  • Caring and Student-Centered Faculty and Staff
  • Low-Cost Tuition / Affordable Tuition
  • No Application Fee
  • No Entrance Exams Required / No ACT, SAT, GRE, GMAT Required
  • No Scheduled Online Sessions
  • Regionally Accredited Through the Higher Learning Commission of the North Central Association of Colleges and Schools
  • Textbooks Provided
  • Transfer Credit Evaluated
  • Math and Writing Assistance Available

Approved Military-Related Phrases

Additionally, these specific phrases have been approved for military-related advertising, marketing or promotional items:

  • TA and VA Benefits Accepted
  • Military men and women: The term “service member” is acceptable to refer to a current or previous member of the military. Please do not use “servicemen” or “servicewomen.”
  • Credit for Military Training and Prior Coursework
  • Military and Veteran Discount
  • Veterans Affairs: Please use Veterans Affairs instead of “Veteran’s Affairs” or “Veterans’ Affairs.”

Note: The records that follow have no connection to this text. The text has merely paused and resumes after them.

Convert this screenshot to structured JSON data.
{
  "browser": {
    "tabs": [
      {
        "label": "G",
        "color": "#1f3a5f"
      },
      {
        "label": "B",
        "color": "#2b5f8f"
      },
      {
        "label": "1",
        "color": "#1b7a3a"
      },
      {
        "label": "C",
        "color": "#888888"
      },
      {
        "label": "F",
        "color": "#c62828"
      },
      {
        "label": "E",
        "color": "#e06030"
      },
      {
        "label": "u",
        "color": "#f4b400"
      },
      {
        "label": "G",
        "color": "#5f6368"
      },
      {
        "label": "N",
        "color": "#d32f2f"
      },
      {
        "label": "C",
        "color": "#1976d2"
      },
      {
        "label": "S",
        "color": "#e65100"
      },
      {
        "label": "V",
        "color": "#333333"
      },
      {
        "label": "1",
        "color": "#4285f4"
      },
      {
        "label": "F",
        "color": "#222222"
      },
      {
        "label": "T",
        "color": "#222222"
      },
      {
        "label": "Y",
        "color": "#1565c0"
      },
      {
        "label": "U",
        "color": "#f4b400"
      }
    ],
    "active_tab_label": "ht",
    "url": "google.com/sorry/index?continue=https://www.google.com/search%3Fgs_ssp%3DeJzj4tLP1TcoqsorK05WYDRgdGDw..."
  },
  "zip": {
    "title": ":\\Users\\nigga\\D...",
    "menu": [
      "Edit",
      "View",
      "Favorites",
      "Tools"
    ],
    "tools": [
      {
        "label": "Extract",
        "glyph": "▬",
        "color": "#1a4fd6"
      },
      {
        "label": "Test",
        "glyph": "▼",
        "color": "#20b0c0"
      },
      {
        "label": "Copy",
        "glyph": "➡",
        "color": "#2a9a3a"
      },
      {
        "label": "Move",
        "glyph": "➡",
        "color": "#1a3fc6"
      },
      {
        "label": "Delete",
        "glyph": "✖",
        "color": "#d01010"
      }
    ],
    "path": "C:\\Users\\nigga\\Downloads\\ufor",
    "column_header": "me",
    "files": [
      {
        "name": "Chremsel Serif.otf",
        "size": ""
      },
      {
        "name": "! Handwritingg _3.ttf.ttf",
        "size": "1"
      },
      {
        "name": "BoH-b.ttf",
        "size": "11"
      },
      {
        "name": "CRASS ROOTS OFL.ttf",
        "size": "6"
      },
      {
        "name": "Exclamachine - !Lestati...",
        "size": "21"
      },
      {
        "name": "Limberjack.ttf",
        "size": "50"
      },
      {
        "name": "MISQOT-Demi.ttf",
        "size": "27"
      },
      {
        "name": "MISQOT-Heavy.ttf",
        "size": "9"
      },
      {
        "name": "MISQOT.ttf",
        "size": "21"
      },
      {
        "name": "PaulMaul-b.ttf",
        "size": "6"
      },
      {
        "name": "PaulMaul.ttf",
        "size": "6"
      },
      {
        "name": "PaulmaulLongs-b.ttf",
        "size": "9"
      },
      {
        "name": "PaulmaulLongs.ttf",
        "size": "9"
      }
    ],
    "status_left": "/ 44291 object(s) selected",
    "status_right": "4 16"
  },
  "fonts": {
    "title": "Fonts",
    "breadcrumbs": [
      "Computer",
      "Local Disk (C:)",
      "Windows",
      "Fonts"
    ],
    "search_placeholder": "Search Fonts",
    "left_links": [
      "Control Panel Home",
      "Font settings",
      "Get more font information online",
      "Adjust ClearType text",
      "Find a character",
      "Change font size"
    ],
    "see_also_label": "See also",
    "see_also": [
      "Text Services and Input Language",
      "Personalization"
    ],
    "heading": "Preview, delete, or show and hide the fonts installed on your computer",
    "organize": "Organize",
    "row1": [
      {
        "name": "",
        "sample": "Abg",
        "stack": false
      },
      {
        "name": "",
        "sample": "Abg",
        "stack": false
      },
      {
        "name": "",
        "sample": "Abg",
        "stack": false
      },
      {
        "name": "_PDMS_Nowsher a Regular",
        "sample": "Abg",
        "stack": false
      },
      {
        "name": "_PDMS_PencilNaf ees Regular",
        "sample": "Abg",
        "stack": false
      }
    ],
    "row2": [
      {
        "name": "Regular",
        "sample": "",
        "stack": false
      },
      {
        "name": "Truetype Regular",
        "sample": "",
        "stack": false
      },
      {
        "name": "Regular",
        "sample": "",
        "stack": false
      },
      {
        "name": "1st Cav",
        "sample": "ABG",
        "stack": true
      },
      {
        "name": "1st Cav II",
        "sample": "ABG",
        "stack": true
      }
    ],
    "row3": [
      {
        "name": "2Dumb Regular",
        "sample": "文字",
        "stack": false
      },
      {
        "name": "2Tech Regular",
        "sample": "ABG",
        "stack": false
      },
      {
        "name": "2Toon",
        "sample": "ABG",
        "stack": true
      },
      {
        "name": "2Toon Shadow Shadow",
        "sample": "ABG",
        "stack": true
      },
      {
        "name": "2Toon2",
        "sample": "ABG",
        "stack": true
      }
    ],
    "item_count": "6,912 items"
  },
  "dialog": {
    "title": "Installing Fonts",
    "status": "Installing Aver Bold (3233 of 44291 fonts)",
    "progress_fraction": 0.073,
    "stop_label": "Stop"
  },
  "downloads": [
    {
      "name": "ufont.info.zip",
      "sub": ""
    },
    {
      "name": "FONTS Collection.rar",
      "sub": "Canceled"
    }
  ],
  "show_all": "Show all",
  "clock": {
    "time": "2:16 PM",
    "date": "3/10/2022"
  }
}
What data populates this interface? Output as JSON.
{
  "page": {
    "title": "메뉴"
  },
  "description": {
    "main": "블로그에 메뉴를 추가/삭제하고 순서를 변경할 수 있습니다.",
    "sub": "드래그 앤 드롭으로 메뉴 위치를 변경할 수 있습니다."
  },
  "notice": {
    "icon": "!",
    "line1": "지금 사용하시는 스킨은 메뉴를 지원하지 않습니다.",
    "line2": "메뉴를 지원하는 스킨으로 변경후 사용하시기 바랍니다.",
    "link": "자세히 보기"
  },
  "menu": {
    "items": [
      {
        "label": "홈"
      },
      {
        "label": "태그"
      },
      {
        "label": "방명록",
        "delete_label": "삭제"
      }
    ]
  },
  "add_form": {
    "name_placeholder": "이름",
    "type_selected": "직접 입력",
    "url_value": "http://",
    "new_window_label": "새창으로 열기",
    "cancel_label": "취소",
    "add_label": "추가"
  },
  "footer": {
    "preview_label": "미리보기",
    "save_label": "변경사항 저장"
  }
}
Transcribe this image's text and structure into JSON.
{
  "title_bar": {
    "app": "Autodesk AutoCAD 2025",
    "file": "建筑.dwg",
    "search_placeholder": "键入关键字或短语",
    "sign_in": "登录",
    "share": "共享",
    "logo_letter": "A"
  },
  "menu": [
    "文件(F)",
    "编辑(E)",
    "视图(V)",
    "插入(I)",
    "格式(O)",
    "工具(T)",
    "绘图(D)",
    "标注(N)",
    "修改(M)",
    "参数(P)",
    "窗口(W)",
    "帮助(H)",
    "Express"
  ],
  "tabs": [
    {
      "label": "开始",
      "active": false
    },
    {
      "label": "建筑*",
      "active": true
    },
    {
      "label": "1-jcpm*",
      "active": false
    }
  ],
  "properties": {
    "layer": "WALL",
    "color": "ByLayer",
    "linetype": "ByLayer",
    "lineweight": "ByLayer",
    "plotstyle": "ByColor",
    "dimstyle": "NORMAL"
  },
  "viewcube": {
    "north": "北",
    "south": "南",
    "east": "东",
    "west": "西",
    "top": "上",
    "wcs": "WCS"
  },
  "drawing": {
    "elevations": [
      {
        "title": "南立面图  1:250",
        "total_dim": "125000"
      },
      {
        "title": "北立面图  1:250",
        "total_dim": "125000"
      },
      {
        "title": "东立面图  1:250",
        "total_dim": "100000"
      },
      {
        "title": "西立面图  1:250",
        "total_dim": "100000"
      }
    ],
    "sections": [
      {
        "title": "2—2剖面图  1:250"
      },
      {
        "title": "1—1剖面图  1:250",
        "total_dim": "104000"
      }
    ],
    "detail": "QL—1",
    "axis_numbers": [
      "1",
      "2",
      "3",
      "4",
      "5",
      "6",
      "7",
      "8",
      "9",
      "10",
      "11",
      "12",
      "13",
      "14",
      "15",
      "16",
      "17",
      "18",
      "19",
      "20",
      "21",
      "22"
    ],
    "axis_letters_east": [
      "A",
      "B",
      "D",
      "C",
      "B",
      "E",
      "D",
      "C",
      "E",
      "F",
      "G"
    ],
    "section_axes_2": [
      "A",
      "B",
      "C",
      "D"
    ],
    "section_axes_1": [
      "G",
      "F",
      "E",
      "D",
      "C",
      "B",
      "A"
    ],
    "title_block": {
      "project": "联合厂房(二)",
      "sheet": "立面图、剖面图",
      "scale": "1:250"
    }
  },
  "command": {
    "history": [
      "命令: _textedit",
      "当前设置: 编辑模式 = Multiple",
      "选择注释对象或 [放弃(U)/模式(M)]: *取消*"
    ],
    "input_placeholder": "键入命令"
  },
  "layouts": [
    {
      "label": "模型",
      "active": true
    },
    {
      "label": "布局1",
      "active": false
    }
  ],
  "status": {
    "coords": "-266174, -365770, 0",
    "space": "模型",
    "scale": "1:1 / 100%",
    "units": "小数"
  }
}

Academic Assistance/Academic Support
This phrase relates to the admissions department’s admissions advisors who offer advice or counsel on enrollment.
Affinity Scholarships:
This phrase is for internal use only. When referring to Affinity Scholarships externally, use their specific scholarship names: Art Leadership Scholarship, Campus Ministry Leadership Scholarship, Creative Writing Leadership Scholarship, Digital Media Leadership Scholarship, Entrepreneurship Leadership Scholarship, Historia Leadership Scholarship, Honors Leadership Scholarship, STEM-Biology Leadership Scholarship and Service Learning/Rotaract Leadership Scholarship.
This term refers to any electronic book (formerly: e-book, eBook, e-Book, ebook, digital book, or even e-edition) issued by Waldorf as a part of course materials.
Learning Partner Discount
Members/employees of Learning Partners receive a 10 percent discount on tuition. This benefit is also extended to their immediate family members (spouses and children).
Lives of Service
This term is in keeping with the Waldorf mission and values. Waldorf charges students to be mindful of their community responsibilities, preparing them for lives of service within their communities, churches and places of employment.
Math and Writing Assistance Available
Waldorf offers this service via the Success Center. Example: Our Success Center specialists can provide assistance for students struggling with math.
Transfer Credits Evaluated
Waldorf allows transfer of credit hours for prior academic credits, training and relevant professional licenses and certifications.
Transfer-Friendly Institutions
This term refers to Waldorf’s relationships with outside organizations that utilize its resources and collectively offer educational opportunities or certifications that are not available solely at Waldorf. Example: Waldorf has relationships with many transfer-friendly institutions including Columbia Southern University, California Coast University and Delgado Community College.
Veterans Benefits
This term is used in promotion of degrees to military men and women.